The answer must be every entry below, word for word, with the pictures left out.

(Data about app and page elements)
---

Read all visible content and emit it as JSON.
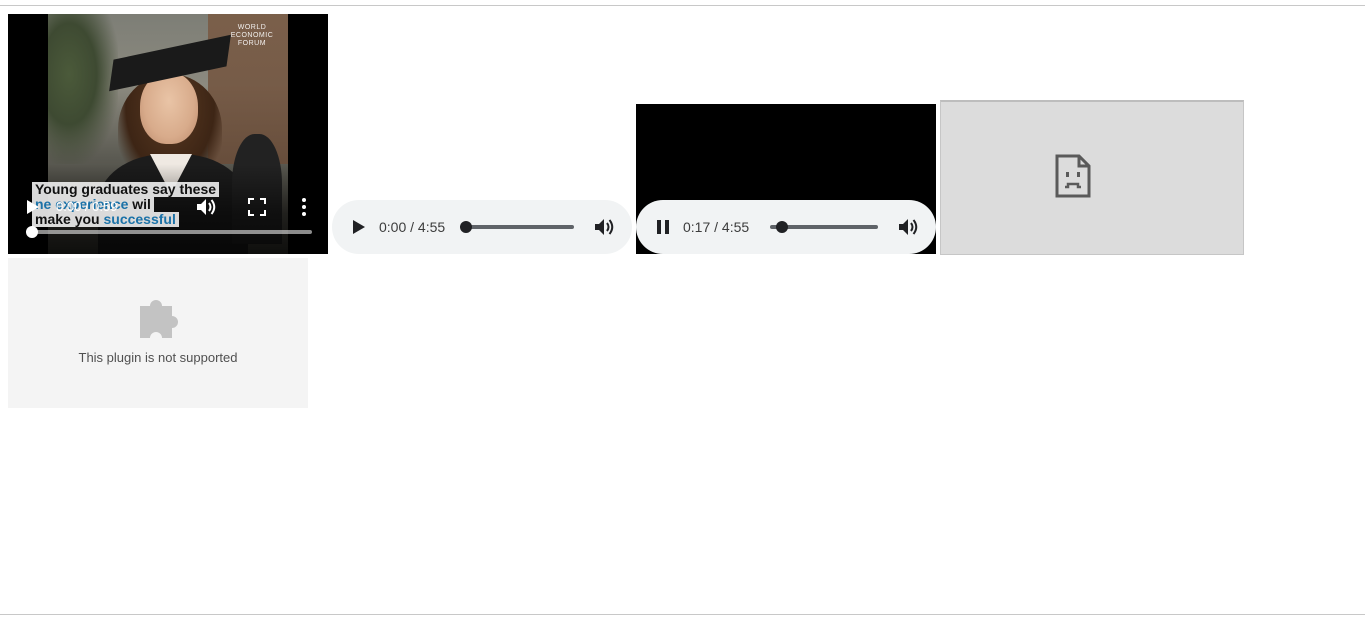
{
  "video": {
    "watermark_lines": [
      "WORLD",
      "ECONOMIC",
      "FORUM"
    ],
    "caption_line1": "Young graduates say these",
    "caption_line2_a": "ne experience",
    "caption_line2_b": " wil",
    "caption_line3_a": "make you ",
    "caption_line3_b": "successful",
    "time": "0:00 / 0:59",
    "progress": 0.0,
    "icons": {
      "play": "play-icon",
      "mute": "volume-icon",
      "fullscreen": "fullscreen-icon",
      "menu": "more-vert-icon"
    }
  },
  "audio_players": [
    {
      "state": "paused",
      "time": "0:00 / 4:55",
      "progress": 0.0
    },
    {
      "state": "playing",
      "time": "0:17 / 4:55",
      "progress": 0.058
    }
  ],
  "broken_image": {
    "icon": "sad-document-icon",
    "background": "#dcdcdc"
  },
  "plugin": {
    "icon": "puzzle-piece-icon",
    "message": "This plugin is not supported"
  },
  "colors": {
    "audio_bg": "#f1f3f4",
    "audio_track": "#5f6368",
    "caption_highlight": "#1b72a8"
  }
}
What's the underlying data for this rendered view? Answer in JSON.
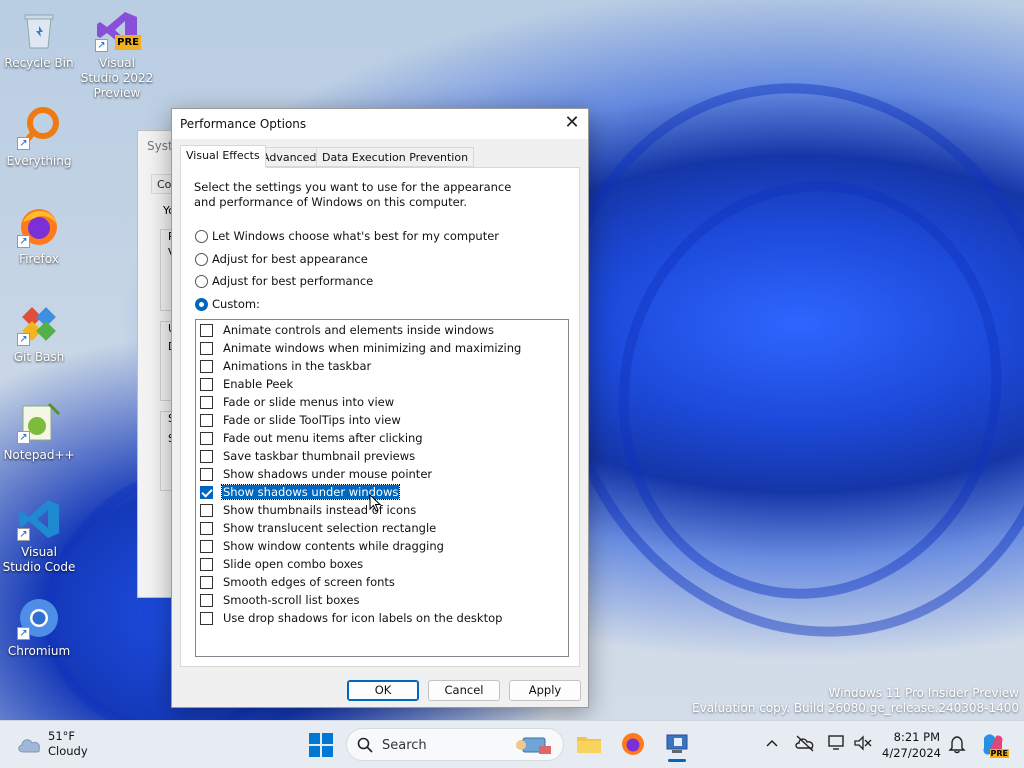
{
  "desktop": {
    "icons": [
      {
        "label": "Recycle Bin"
      },
      {
        "label": "Visual Studio 2022 Preview",
        "badge": "PRE"
      },
      {
        "label": "Everything"
      },
      {
        "label": "Firefox"
      },
      {
        "label": "Git Bash"
      },
      {
        "label": "Notepad++"
      },
      {
        "label": "Visual Studio Code"
      },
      {
        "label": "Chromium"
      }
    ],
    "watermark": {
      "line1": "Windows 11 Pro Insider Preview",
      "line2": "Evaluation copy. Build 26080.ge_release.240308-1400"
    }
  },
  "background_window": {
    "title": "Syste",
    "tab": "Com",
    "fragments": [
      "Yo",
      "P",
      "V",
      "U",
      "D",
      "S",
      "S"
    ]
  },
  "dialog": {
    "title": "Performance Options",
    "close_glyph": "✕",
    "tabs": [
      {
        "label": "Visual Effects",
        "active": true
      },
      {
        "label": "Advanced",
        "active": false
      },
      {
        "label": "Data Execution Prevention",
        "active": false
      }
    ],
    "intro": "Select the settings you want to use for the appearance and performance of Windows on this computer.",
    "radios": [
      {
        "label": "Let Windows choose what's best for my computer",
        "selected": false
      },
      {
        "label": "Adjust for best appearance",
        "selected": false
      },
      {
        "label": "Adjust for best performance",
        "selected": false
      },
      {
        "label": "Custom:",
        "selected": true
      }
    ],
    "effects": [
      {
        "label": "Animate controls and elements inside windows",
        "checked": false
      },
      {
        "label": "Animate windows when minimizing and maximizing",
        "checked": false
      },
      {
        "label": "Animations in the taskbar",
        "checked": false
      },
      {
        "label": "Enable Peek",
        "checked": false
      },
      {
        "label": "Fade or slide menus into view",
        "checked": false
      },
      {
        "label": "Fade or slide ToolTips into view",
        "checked": false
      },
      {
        "label": "Fade out menu items after clicking",
        "checked": false
      },
      {
        "label": "Save taskbar thumbnail previews",
        "checked": false
      },
      {
        "label": "Show shadows under mouse pointer",
        "checked": false
      },
      {
        "label": "Show shadows under windows",
        "checked": true,
        "selected": true
      },
      {
        "label": "Show thumbnails instead of icons",
        "checked": false
      },
      {
        "label": "Show translucent selection rectangle",
        "checked": false
      },
      {
        "label": "Show window contents while dragging",
        "checked": false
      },
      {
        "label": "Slide open combo boxes",
        "checked": false
      },
      {
        "label": "Smooth edges of screen fonts",
        "checked": false
      },
      {
        "label": "Smooth-scroll list boxes",
        "checked": false
      },
      {
        "label": "Use drop shadows for icon labels on the desktop",
        "checked": false
      }
    ],
    "buttons": {
      "ok": "OK",
      "cancel": "Cancel",
      "apply": "Apply"
    }
  },
  "taskbar": {
    "weather": {
      "temp": "51°F",
      "condition": "Cloudy"
    },
    "search_label": "Search",
    "clock": {
      "time": "8:21 PM",
      "date": "4/27/2024"
    },
    "tray_copilot_badge": "PRE"
  },
  "colors": {
    "accent": "#0067c0",
    "wallpaper_blue": "#1c49d8"
  }
}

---

**EXERCISE RESULT**
Read all visible content and emit it as JSON.
{
  "video": {
    "watermark_lines": [
      "WORLD",
      "ECONOMIC",
      "FORUM"
    ],
    "caption_line1": "Young graduates say these",
    "caption_line2_a": "ne experience",
    "caption_line2_b": " wil",
    "caption_line3_a": "make you ",
    "caption_line3_b": "successful",
    "time": "0:00 / 0:59",
    "progress": 0.0,
    "icons": {
      "play": "play-icon",
      "mute": "volume-icon",
      "fullscreen": "fullscreen-icon",
      "menu": "more-vert-icon"
    }
  },
  "audio_players": [
    {
      "state": "paused",
      "time": "0:00 / 4:55",
      "progress": 0.0
    },
    {
      "state": "playing",
      "time": "0:17 / 4:55",
      "progress": 0.058
    }
  ],
  "broken_image": {
    "icon": "sad-document-icon",
    "background": "#dcdcdc"
  },
  "plugin": {
    "icon": "puzzle-piece-icon",
    "message": "This plugin is not supported"
  },
  "colors": {
    "audio_bg": "#f1f3f4",
    "audio_track": "#5f6368",
    "caption_highlight": "#1b72a8"
  }
}
What's the underlying data for this rendered view? Answer in JSON.
{
  "desktop": {
    "icons": [
      {
        "label": "Recycle Bin"
      },
      {
        "label": "Visual Studio 2022 Preview",
        "badge": "PRE"
      },
      {
        "label": "Everything"
      },
      {
        "label": "Firefox"
      },
      {
        "label": "Git Bash"
      },
      {
        "label": "Notepad++"
      },
      {
        "label": "Visual Studio Code"
      },
      {
        "label": "Chromium"
      }
    ],
    "watermark": {
      "line1": "Windows 11 Pro Insider Preview",
      "line2": "Evaluation copy. Build 26080.ge_release.240308-1400"
    }
  },
  "background_window": {
    "title": "Syste",
    "tab": "Com",
    "fragments": [
      "Yo",
      "P",
      "V",
      "U",
      "D",
      "S",
      "S"
    ]
  },
  "dialog": {
    "title": "Performance Options",
    "close_glyph": "✕",
    "tabs": [
      {
        "label": "Visual Effects",
        "active": true
      },
      {
        "label": "Advanced",
        "active": false
      },
      {
        "label": "Data Execution Prevention",
        "active": false
      }
    ],
    "intro": "Select the settings you want to use for the appearance and performance of Windows on this computer.",
    "radios": [
      {
        "label": "Let Windows choose what's best for my computer",
        "selected": false
      },
      {
        "label": "Adjust for best appearance",
        "selected": false
      },
      {
        "label": "Adjust for best performance",
        "selected": false
      },
      {
        "label": "Custom:",
        "selected": true
      }
    ],
    "effects": [
      {
        "label": "Animate controls and elements inside windows",
        "checked": false
      },
      {
        "label": "Animate windows when minimizing and maximizing",
        "checked": false
      },
      {
        "label": "Animations in the taskbar",
        "checked": false
      },
      {
        "label": "Enable Peek",
        "checked": false
      },
      {
        "label": "Fade or slide menus into view",
        "checked": false
      },
      {
        "label": "Fade or slide ToolTips into view",
        "checked": false
      },
      {
        "label": "Fade out menu items after clicking",
        "checked": false
      },
      {
        "label": "Save taskbar thumbnail previews",
        "checked": false
      },
      {
        "label": "Show shadows under mouse pointer",
        "checked": false
      },
      {
        "label": "Show shadows under windows",
        "checked": true,
        "selected": true
      },
      {
        "label": "Show thumbnails instead of icons",
        "checked": false
      },
      {
        "label": "Show translucent selection rectangle",
        "checked": false
      },
      {
        "label": "Show window contents while dragging",
        "checked": false
      },
      {
        "label": "Slide open combo boxes",
        "checked": false
      },
      {
        "label": "Smooth edges of screen fonts",
        "checked": false
      },
      {
        "label": "Smooth-scroll list boxes",
        "checked": false
      },
      {
        "label": "Use drop shadows for icon labels on the desktop",
        "checked": false
      }
    ],
    "buttons": {
      "ok": "OK",
      "cancel": "Cancel",
      "apply": "Apply"
    }
  },
  "taskbar": {
    "weather": {
      "temp": "51°F",
      "condition": "Cloudy"
    },
    "search_label": "Search",
    "clock": {
      "time": "8:21 PM",
      "date": "4/27/2024"
    },
    "tray_copilot_badge": "PRE"
  },
  "colors": {
    "accent": "#0067c0",
    "wallpaper_blue": "#1c49d8"
  }
}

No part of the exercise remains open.